• **Problem**:
A complete answer includes every line below with the word "name".

• **Records excerpted from a collection**:
[Start of Attachment]

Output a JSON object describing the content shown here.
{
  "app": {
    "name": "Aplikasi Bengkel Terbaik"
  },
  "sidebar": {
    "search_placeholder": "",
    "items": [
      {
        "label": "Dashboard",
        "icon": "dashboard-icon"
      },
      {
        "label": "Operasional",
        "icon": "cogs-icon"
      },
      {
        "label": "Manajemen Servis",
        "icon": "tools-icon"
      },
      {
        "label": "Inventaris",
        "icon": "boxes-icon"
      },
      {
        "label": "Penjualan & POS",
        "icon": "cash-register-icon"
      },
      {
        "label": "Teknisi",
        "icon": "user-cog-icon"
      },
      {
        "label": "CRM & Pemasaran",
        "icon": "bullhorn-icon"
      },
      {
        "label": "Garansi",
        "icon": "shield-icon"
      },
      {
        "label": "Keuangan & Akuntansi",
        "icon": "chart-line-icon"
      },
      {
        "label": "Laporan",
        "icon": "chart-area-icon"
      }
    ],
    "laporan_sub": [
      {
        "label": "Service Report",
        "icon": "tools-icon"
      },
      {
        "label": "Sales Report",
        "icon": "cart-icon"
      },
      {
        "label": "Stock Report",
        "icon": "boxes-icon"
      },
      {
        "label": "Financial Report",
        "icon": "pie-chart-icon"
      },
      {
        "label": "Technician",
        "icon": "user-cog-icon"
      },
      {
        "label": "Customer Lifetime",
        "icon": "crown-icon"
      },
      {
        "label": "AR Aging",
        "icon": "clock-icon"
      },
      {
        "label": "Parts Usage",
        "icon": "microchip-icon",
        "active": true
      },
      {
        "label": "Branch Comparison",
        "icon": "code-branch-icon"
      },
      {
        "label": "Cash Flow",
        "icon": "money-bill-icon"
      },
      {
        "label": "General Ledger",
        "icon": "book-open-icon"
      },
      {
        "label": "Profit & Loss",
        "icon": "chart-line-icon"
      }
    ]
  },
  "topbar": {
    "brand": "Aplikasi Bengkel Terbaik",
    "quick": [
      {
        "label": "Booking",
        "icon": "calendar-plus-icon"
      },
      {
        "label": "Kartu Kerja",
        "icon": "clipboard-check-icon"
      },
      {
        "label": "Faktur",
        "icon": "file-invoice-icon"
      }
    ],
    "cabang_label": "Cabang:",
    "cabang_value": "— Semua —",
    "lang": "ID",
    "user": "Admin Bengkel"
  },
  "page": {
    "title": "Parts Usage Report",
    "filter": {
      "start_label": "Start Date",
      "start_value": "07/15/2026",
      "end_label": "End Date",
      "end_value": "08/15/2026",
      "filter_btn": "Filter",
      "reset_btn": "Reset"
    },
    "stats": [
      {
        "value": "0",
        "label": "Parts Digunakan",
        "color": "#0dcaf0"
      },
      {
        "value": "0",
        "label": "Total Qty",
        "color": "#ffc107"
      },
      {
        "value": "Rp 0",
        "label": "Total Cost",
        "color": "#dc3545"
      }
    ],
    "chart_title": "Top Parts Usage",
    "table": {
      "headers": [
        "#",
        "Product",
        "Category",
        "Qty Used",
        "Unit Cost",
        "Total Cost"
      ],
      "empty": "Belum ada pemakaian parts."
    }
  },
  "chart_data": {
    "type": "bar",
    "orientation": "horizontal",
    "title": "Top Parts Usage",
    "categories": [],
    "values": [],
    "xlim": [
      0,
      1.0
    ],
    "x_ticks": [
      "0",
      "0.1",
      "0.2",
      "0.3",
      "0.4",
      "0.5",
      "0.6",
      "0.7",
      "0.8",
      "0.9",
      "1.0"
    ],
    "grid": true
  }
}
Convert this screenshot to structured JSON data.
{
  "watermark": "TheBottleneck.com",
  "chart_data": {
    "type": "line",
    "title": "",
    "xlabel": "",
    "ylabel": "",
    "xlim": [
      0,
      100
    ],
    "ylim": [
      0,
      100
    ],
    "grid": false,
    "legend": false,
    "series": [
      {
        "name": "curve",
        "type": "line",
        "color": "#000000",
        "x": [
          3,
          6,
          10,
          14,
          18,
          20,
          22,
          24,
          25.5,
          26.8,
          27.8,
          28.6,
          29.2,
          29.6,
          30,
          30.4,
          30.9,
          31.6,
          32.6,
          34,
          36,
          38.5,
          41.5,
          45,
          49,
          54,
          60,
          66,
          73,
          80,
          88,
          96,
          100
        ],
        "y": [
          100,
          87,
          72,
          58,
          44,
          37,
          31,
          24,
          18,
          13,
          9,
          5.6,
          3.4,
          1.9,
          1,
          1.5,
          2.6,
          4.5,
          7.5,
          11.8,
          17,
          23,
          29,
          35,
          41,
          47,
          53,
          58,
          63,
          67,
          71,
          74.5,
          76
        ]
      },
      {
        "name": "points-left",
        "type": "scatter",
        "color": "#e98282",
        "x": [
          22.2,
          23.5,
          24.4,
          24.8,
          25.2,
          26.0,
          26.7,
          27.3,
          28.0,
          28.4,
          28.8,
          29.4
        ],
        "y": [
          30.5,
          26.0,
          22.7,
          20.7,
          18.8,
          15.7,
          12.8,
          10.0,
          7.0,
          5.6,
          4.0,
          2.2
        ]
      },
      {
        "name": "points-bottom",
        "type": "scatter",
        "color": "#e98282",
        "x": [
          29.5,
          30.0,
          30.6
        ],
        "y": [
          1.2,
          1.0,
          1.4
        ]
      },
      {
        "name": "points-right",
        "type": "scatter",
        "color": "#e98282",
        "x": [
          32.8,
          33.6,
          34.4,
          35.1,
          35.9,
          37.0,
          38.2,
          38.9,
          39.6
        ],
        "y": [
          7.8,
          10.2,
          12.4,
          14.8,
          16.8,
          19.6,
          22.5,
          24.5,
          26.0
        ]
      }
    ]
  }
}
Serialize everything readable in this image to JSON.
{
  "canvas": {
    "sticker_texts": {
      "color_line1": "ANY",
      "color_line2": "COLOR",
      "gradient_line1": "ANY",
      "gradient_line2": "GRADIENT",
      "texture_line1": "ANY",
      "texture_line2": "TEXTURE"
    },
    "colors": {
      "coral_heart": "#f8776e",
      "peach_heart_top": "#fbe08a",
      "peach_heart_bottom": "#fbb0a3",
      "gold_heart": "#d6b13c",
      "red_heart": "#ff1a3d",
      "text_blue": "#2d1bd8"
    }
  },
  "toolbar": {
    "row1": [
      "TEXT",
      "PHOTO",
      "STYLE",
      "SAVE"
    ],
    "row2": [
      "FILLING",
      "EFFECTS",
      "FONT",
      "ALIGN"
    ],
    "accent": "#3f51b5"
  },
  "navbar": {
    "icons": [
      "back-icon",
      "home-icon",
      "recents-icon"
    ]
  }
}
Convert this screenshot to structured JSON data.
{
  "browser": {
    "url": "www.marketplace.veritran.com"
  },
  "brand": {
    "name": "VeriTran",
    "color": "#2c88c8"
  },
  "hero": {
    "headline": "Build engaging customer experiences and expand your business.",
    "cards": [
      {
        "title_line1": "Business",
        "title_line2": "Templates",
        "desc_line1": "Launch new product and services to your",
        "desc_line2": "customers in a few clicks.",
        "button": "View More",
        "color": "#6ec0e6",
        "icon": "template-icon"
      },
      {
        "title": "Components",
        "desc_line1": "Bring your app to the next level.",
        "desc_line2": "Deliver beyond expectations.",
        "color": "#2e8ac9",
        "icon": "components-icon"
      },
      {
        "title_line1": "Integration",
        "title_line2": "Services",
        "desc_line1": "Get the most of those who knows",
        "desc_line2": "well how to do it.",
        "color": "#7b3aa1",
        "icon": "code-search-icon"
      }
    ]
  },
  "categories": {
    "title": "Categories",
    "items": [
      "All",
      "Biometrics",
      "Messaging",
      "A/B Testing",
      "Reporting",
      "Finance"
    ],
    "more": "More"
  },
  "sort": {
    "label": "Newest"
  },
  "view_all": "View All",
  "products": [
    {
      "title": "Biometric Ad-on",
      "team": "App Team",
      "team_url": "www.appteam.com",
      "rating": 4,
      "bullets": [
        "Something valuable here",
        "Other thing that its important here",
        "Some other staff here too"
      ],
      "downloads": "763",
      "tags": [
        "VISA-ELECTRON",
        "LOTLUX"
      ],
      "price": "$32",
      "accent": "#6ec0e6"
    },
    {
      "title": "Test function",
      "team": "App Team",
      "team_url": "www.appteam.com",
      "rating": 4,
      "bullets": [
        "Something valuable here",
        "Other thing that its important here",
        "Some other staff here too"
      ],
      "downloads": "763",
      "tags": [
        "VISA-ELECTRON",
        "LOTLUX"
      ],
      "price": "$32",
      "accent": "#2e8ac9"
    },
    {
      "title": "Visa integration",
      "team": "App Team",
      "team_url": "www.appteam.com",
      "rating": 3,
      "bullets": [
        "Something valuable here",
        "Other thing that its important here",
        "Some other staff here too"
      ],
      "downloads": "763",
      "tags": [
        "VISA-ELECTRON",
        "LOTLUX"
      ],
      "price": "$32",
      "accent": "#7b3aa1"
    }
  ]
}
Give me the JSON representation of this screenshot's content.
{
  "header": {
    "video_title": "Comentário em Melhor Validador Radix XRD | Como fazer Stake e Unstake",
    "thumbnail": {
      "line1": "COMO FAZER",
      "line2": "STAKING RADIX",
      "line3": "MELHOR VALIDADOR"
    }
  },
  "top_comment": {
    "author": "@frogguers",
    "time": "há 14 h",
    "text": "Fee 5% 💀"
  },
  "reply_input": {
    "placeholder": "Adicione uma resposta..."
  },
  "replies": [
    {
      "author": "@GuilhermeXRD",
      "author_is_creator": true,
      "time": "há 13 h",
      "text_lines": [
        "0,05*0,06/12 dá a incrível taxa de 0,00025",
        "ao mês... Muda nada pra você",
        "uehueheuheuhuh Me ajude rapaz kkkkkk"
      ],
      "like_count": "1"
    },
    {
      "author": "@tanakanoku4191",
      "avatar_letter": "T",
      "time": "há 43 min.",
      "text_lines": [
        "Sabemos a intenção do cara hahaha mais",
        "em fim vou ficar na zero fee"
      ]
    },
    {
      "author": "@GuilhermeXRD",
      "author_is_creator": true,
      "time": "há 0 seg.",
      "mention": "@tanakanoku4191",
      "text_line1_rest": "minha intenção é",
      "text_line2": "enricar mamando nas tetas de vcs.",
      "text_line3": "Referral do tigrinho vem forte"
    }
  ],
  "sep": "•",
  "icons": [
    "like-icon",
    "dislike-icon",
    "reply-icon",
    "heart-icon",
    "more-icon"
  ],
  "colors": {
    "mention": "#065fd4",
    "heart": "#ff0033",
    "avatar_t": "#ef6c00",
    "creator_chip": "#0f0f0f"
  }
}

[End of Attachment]

• **Response for this exercise**:
    "name": "Aplikasi Bengkel Terbaik"
        "name": "curve",
        "name": "points-left",
        "name": "points-bottom",
        "name": "points-right",
    "name": "VeriTran",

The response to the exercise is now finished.